EXERCISE BRIEF >> What is needed is an exact copy of all the data.

*** Block opens ***

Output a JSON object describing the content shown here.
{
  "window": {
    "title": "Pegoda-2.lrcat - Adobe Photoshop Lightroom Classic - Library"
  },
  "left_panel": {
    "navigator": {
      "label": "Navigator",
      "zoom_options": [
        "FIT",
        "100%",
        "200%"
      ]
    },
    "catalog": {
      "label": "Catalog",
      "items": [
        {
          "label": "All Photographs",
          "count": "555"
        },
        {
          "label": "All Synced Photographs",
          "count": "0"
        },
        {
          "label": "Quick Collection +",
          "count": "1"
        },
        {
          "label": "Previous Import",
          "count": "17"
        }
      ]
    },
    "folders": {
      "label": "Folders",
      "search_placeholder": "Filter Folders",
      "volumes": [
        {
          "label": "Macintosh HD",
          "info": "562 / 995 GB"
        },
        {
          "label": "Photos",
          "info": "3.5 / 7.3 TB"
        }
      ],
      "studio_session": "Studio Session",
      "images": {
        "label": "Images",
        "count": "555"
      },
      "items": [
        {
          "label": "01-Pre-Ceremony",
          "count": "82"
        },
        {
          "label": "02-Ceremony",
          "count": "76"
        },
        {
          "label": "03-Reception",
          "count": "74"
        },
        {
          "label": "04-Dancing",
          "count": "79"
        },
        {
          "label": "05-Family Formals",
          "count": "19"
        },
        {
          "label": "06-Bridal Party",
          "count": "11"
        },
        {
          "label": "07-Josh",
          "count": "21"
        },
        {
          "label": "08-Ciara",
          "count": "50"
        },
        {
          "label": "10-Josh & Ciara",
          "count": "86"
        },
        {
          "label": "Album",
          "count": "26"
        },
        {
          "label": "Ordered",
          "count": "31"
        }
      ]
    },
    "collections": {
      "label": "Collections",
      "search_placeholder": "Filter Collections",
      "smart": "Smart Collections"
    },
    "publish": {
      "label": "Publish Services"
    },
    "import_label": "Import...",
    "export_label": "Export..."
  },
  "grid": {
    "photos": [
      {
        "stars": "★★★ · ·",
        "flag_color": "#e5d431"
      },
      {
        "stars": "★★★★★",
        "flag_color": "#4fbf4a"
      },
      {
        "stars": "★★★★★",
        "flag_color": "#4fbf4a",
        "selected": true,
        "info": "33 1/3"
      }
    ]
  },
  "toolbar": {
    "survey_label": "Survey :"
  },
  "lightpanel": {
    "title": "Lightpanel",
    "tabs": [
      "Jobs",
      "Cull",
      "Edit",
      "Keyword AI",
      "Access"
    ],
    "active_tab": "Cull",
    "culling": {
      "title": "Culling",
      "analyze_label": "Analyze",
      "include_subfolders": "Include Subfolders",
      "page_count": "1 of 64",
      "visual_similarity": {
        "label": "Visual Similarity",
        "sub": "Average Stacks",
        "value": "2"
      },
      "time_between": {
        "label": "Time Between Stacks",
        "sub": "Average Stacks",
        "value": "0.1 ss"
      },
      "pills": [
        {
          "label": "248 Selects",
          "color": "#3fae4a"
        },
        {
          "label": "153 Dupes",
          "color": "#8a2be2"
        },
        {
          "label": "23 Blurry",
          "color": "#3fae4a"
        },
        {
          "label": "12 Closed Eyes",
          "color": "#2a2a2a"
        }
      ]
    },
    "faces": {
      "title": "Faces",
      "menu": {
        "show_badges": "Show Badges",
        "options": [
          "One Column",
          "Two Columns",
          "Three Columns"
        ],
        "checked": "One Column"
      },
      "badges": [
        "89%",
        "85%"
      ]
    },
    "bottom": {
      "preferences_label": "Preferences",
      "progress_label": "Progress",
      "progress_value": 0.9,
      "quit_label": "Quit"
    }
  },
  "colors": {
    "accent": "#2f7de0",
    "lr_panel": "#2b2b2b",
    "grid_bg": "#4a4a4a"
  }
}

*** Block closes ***

SOLVED EXERCISE >>
Output a JSON object describing the content shown here.
{
  "window": {
    "title": "Pegoda-2.lrcat - Adobe Photoshop Lightroom Classic - Library"
  },
  "left_panel": {
    "navigator": {
      "label": "Navigator",
      "zoom_options": [
        "FIT",
        "100%",
        "200%"
      ]
    },
    "catalog": {
      "label": "Catalog",
      "items": [
        {
          "label": "All Photographs",
          "count": "555"
        },
        {
          "label": "All Synced Photographs",
          "count": "0"
        },
        {
          "label": "Quick Collection +",
          "count": "1"
        },
        {
          "label": "Previous Import",
          "count": "17"
        }
      ]
    },
    "folders": {
      "label": "Folders",
      "search_placeholder": "Filter Folders",
      "volumes": [
        {
          "label": "Macintosh HD",
          "info": "562 / 995 GB"
        },
        {
          "label": "Photos",
          "info": "3.5 / 7.3 TB"
        }
      ],
      "studio_session": "Studio Session",
      "images": {
        "label": "Images",
        "count": "555"
      },
      "items": [
        {
          "label": "01-Pre-Ceremony",
          "count": "82"
        },
        {
          "label": "02-Ceremony",
          "count": "76"
        },
        {
          "label": "03-Reception",
          "count": "74"
        },
        {
          "label": "04-Dancing",
          "count": "79"
        },
        {
          "label": "05-Family Formals",
          "count": "19"
        },
        {
          "label": "06-Bridal Party",
          "count": "11"
        },
        {
          "label": "07-Josh",
          "count": "21"
        },
        {
          "label": "08-Ciara",
          "count": "50"
        },
        {
          "label": "10-Josh & Ciara",
          "count": "86"
        },
        {
          "label": "Album",
          "count": "26"
        },
        {
          "label": "Ordered",
          "count": "31"
        }
      ]
    },
    "collections": {
      "label": "Collections",
      "search_placeholder": "Filter Collections",
      "smart": "Smart Collections"
    },
    "publish": {
      "label": "Publish Services"
    },
    "import_label": "Import...",
    "export_label": "Export..."
  },
  "grid": {
    "photos": [
      {
        "stars": "★★★ · ·",
        "flag_color": "#e5d431"
      },
      {
        "stars": "★★★★★",
        "flag_color": "#4fbf4a"
      },
      {
        "stars": "★★★★★",
        "flag_color": "#4fbf4a",
        "selected": true,
        "info": "33 1/3"
      }
    ]
  },
  "toolbar": {
    "survey_label": "Survey :"
  },
  "lightpanel": {
    "title": "Lightpanel",
    "tabs": [
      "Jobs",
      "Cull",
      "Edit",
      "Keyword AI",
      "Access"
    ],
    "active_tab": "Cull",
    "culling": {
      "title": "Culling",
      "analyze_label": "Analyze",
      "include_subfolders": "Include Subfolders",
      "page_count": "1 of 64",
      "visual_similarity": {
        "label": "Visual Similarity",
        "sub": "Average Stacks",
        "value": "2"
      },
      "time_between": {
        "label": "Time Between Stacks",
        "sub": "Average Stacks",
        "value": "0.1 ss"
      },
      "pills": [
        {
          "label": "248 Selects",
          "color": "#3fae4a"
        },
        {
          "label": "153 Dupes",
          "color": "#8a2be2"
        },
        {
          "label": "23 Blurry",
          "color": "#3fae4a"
        },
        {
          "label": "12 Closed Eyes",
          "color": "#2a2a2a"
        }
      ]
    },
    "faces": {
      "title": "Faces",
      "menu": {
        "show_badges": "Show Badges",
        "options": [
          "One Column",
          "Two Columns",
          "Three Columns"
        ],
        "checked": "One Column"
      },
      "badges": [
        "89%",
        "85%"
      ]
    },
    "bottom": {
      "preferences_label": "Preferences",
      "progress_label": "Progress",
      "progress_value": 0.9,
      "quit_label": "Quit"
    }
  },
  "colors": {
    "accent": "#2f7de0",
    "lr_panel": "#2b2b2b",
    "grid_bg": "#4a4a4a"
  }
}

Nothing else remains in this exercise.